* Goal of the exercise
Retype the records below exactly as they appear.

──────── Provided information

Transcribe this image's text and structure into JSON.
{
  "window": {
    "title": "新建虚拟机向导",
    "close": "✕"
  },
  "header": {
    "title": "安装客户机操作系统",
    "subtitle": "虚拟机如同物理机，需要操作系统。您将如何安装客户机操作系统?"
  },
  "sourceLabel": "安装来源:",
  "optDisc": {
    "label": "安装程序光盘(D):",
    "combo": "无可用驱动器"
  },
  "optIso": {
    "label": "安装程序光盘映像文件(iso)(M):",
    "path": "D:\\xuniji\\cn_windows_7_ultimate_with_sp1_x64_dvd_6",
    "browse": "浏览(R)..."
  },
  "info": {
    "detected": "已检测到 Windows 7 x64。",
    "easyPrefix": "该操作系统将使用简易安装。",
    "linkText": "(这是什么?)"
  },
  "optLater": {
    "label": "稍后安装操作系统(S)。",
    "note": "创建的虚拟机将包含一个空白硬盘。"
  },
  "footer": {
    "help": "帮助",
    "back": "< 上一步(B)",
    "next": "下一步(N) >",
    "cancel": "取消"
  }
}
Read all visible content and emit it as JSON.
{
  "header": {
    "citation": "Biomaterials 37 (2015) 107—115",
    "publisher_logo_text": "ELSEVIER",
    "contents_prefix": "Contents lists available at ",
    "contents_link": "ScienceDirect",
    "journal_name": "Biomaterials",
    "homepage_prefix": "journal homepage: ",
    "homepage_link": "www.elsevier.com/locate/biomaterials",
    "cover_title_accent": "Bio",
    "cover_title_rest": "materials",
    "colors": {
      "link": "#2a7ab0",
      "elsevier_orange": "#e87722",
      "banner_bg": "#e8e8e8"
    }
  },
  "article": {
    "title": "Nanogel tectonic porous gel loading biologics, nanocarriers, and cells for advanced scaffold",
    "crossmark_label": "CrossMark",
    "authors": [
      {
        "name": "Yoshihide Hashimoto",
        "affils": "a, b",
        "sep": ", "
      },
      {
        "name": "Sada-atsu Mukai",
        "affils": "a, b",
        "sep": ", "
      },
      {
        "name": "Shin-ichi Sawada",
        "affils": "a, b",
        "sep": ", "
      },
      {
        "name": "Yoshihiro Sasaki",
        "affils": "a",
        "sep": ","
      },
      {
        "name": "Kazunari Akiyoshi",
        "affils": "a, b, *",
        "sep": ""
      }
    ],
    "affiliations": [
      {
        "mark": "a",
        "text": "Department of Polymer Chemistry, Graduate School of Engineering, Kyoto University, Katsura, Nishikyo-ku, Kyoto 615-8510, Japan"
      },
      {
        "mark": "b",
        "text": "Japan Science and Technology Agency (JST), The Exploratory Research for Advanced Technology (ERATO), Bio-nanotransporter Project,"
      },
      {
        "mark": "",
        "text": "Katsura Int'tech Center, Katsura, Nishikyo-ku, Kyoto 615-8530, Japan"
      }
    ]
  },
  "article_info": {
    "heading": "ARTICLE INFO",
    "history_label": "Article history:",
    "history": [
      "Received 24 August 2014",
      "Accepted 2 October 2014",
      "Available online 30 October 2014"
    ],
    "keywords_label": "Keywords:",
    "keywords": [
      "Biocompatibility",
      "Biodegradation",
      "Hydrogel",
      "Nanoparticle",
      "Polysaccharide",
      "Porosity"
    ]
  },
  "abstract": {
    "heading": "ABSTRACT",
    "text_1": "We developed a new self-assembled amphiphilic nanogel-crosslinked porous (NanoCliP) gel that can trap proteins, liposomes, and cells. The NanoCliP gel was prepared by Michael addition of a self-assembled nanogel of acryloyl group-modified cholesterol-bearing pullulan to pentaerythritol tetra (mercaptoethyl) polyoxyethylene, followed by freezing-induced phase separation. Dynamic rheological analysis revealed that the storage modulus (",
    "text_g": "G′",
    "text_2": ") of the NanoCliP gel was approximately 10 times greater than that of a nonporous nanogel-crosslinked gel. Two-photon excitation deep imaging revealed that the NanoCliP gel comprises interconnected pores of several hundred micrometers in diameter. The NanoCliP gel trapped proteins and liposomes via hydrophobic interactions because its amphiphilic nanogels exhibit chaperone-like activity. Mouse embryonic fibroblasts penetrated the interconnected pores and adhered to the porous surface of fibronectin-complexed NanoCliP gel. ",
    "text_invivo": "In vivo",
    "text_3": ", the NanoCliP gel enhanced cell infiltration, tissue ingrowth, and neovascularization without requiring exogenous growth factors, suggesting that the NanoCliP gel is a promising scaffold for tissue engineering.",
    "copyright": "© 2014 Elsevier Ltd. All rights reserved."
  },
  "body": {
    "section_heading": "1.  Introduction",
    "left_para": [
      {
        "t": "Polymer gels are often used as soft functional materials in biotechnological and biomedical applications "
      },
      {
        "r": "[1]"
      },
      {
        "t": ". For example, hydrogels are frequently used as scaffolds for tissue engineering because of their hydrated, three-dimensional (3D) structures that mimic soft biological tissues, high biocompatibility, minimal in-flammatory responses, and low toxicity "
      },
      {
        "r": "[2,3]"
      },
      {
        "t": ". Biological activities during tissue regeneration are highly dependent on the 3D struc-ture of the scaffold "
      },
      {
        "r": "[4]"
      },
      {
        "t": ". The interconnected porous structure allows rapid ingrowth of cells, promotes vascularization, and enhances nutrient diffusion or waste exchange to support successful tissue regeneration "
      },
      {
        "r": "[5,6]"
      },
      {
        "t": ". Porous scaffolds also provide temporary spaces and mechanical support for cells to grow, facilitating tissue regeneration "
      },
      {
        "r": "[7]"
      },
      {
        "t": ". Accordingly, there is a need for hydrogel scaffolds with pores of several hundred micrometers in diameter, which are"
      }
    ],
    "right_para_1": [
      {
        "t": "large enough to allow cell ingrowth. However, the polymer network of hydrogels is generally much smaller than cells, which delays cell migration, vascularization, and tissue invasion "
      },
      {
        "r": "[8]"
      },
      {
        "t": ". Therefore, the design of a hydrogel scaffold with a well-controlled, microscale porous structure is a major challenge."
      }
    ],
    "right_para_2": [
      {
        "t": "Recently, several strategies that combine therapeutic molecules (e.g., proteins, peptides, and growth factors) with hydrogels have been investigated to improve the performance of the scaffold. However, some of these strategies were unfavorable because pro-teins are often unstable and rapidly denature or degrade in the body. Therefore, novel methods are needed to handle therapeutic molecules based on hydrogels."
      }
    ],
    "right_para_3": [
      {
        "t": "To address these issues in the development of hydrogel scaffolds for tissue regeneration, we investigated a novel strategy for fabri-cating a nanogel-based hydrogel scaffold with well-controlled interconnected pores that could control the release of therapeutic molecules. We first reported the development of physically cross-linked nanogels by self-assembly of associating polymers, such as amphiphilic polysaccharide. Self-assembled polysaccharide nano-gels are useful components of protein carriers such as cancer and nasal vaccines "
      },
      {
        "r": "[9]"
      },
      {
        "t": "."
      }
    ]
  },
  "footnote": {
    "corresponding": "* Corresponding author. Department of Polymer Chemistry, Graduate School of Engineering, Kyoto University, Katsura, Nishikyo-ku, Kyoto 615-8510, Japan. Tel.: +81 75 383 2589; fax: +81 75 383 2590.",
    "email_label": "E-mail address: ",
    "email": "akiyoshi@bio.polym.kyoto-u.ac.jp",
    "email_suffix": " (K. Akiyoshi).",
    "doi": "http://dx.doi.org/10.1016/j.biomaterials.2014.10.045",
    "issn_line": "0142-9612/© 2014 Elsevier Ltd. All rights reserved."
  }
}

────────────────

* Answer to the problem
Transcribe this image's text and structure into JSON.
{
  "window": {
    "title": "新建虚拟机向导",
    "close": "✕"
  },
  "header": {
    "title": "安装客户机操作系统",
    "subtitle": "虚拟机如同物理机，需要操作系统。您将如何安装客户机操作系统?"
  },
  "sourceLabel": "安装来源:",
  "optDisc": {
    "label": "安装程序光盘(D):",
    "combo": "无可用驱动器"
  },
  "optIso": {
    "label": "安装程序光盘映像文件(iso)(M):",
    "path": "D:\\xuniji\\cn_windows_7_ultimate_with_sp1_x64_dvd_6",
    "browse": "浏览(R)..."
  },
  "info": {
    "detected": "已检测到 Windows 7 x64。",
    "easyPrefix": "该操作系统将使用简易安装。",
    "linkText": "(这是什么?)"
  },
  "optLater": {
    "label": "稍后安装操作系统(S)。",
    "note": "创建的虚拟机将包含一个空白硬盘。"
  },
  "footer": {
    "help": "帮助",
    "back": "< 上一步(B)",
    "next": "下一步(N) >",
    "cancel": "取消"
  }
}
Read all visible content and emit it as JSON.
{
  "header": {
    "citation": "Biomaterials 37 (2015) 107—115",
    "publisher_logo_text": "ELSEVIER",
    "contents_prefix": "Contents lists available at ",
    "contents_link": "ScienceDirect",
    "journal_name": "Biomaterials",
    "homepage_prefix": "journal homepage: ",
    "homepage_link": "www.elsevier.com/locate/biomaterials",
    "cover_title_accent": "Bio",
    "cover_title_rest": "materials",
    "colors": {
      "link": "#2a7ab0",
      "elsevier_orange": "#e87722",
      "banner_bg": "#e8e8e8"
    }
  },
  "article": {
    "title": "Nanogel tectonic porous gel loading biologics, nanocarriers, and cells for advanced scaffold",
    "crossmark_label": "CrossMark",
    "authors": [
      {
        "name": "Yoshihide Hashimoto",
        "affils": "a, b",
        "sep": ", "
      },
      {
        "name": "Sada-atsu Mukai",
        "affils": "a, b",
        "sep": ", "
      },
      {
        "name": "Shin-ichi Sawada",
        "affils": "a, b",
        "sep": ", "
      },
      {
        "name": "Yoshihiro Sasaki",
        "affils": "a",
        "sep": ","
      },
      {
        "name": "Kazunari Akiyoshi",
        "affils": "a, b, *",
        "sep": ""
      }
    ],
    "affiliations": [
      {
        "mark": "a",
        "text": "Department of Polymer Chemistry, Graduate School of Engineering, Kyoto University, Katsura, Nishikyo-ku, Kyoto 615-8510, Japan"
      },
      {
        "mark": "b",
        "text": "Japan Science and Technology Agency (JST), The Exploratory Research for Advanced Technology (ERATO), Bio-nanotransporter Project,"
      },
      {
        "mark": "",
        "text": "Katsura Int'tech Center, Katsura, Nishikyo-ku, Kyoto 615-8530, Japan"
      }
    ]
  },
  "article_info": {
    "heading": "ARTICLE INFO",
    "history_label": "Article history:",
    "history": [
      "Received 24 August 2014",
      "Accepted 2 October 2014",
      "Available online 30 October 2014"
    ],
    "keywords_label": "Keywords:",
    "keywords": [
      "Biocompatibility",
      "Biodegradation",
      "Hydrogel",
      "Nanoparticle",
      "Polysaccharide",
      "Porosity"
    ]
  },
  "abstract": {
    "heading": "ABSTRACT",
    "text_1": "We developed a new self-assembled amphiphilic nanogel-crosslinked porous (NanoCliP) gel that can trap proteins, liposomes, and cells. The NanoCliP gel was prepared by Michael addition of a self-assembled nanogel of acryloyl group-modified cholesterol-bearing pullulan to pentaerythritol tetra (mercaptoethyl) polyoxyethylene, followed by freezing-induced phase separation. Dynamic rheological analysis revealed that the storage modulus (",
    "text_g": "G′",
    "text_2": ") of the NanoCliP gel was approximately 10 times greater than that of a nonporous nanogel-crosslinked gel. Two-photon excitation deep imaging revealed that the NanoCliP gel comprises interconnected pores of several hundred micrometers in diameter. The NanoCliP gel trapped proteins and liposomes via hydrophobic interactions because its amphiphilic nanogels exhibit chaperone-like activity. Mouse embryonic fibroblasts penetrated the interconnected pores and adhered to the porous surface of fibronectin-complexed NanoCliP gel. ",
    "text_invivo": "In vivo",
    "text_3": ", the NanoCliP gel enhanced cell infiltration, tissue ingrowth, and neovascularization without requiring exogenous growth factors, suggesting that the NanoCliP gel is a promising scaffold for tissue engineering.",
    "copyright": "© 2014 Elsevier Ltd. All rights reserved."
  },
  "body": {
    "section_heading": "1.  Introduction",
    "left_para": [
      {
        "t": "Polymer gels are often used as soft functional materials in biotechnological and biomedical applications "
      },
      {
        "r": "[1]"
      },
      {
        "t": ". For example, hydrogels are frequently used as scaffolds for tissue engineering because of their hydrated, three-dimensional (3D) structures that mimic soft biological tissues, high biocompatibility, minimal in-flammatory responses, and low toxicity "
      },
      {
        "r": "[2,3]"
      },
      {
        "t": ". Biological activities during tissue regeneration are highly dependent on the 3D struc-ture of the scaffold "
      },
      {
        "r": "[4]"
      },
      {
        "t": ". The interconnected porous structure allows rapid ingrowth of cells, promotes vascularization, and enhances nutrient diffusion or waste exchange to support successful tissue regeneration "
      },
      {
        "r": "[5,6]"
      },
      {
        "t": ". Porous scaffolds also provide temporary spaces and mechanical support for cells to grow, facilitating tissue regeneration "
      },
      {
        "r": "[7]"
      },
      {
        "t": ". Accordingly, there is a need for hydrogel scaffolds with pores of several hundred micrometers in diameter, which are"
      }
    ],
    "right_para_1": [
      {
        "t": "large enough to allow cell ingrowth. However, the polymer network of hydrogels is generally much smaller than cells, which delays cell migration, vascularization, and tissue invasion "
      },
      {
        "r": "[8]"
      },
      {
        "t": ". Therefore, the design of a hydrogel scaffold with a well-controlled, microscale porous structure is a major challenge."
      }
    ],
    "right_para_2": [
      {
        "t": "Recently, several strategies that combine therapeutic molecules (e.g., proteins, peptides, and growth factors) with hydrogels have been investigated to improve the performance of the scaffold. However, some of these strategies were unfavorable because pro-teins are often unstable and rapidly denature or degrade in the body. Therefore, novel methods are needed to handle therapeutic molecules based on hydrogels."
      }
    ],
    "right_para_3": [
      {
        "t": "To address these issues in the development of hydrogel scaffolds for tissue regeneration, we investigated a novel strategy for fabri-cating a nanogel-based hydrogel scaffold with well-controlled interconnected pores that could control the release of therapeutic molecules. We first reported the development of physically cross-linked nanogels by self-assembly of associating polymers, such as amphiphilic polysaccharide. Self-assembled polysaccharide nano-gels are useful components of protein carriers such as cancer and nasal vaccines "
      },
      {
        "r": "[9]"
      },
      {
        "t": "."
      }
    ]
  },
  "footnote": {
    "corresponding": "* Corresponding author. Department of Polymer Chemistry, Graduate School of Engineering, Kyoto University, Katsura, Nishikyo-ku, Kyoto 615-8510, Japan. Tel.: +81 75 383 2589; fax: +81 75 383 2590.",
    "email_label": "E-mail address: ",
    "email": "akiyoshi@bio.polym.kyoto-u.ac.jp",
    "email_suffix": " (K. Akiyoshi).",
    "doi": "http://dx.doi.org/10.1016/j.biomaterials.2014.10.045",
    "issn_line": "0142-9612/© 2014 Elsevier Ltd. All rights reserved."
  }
}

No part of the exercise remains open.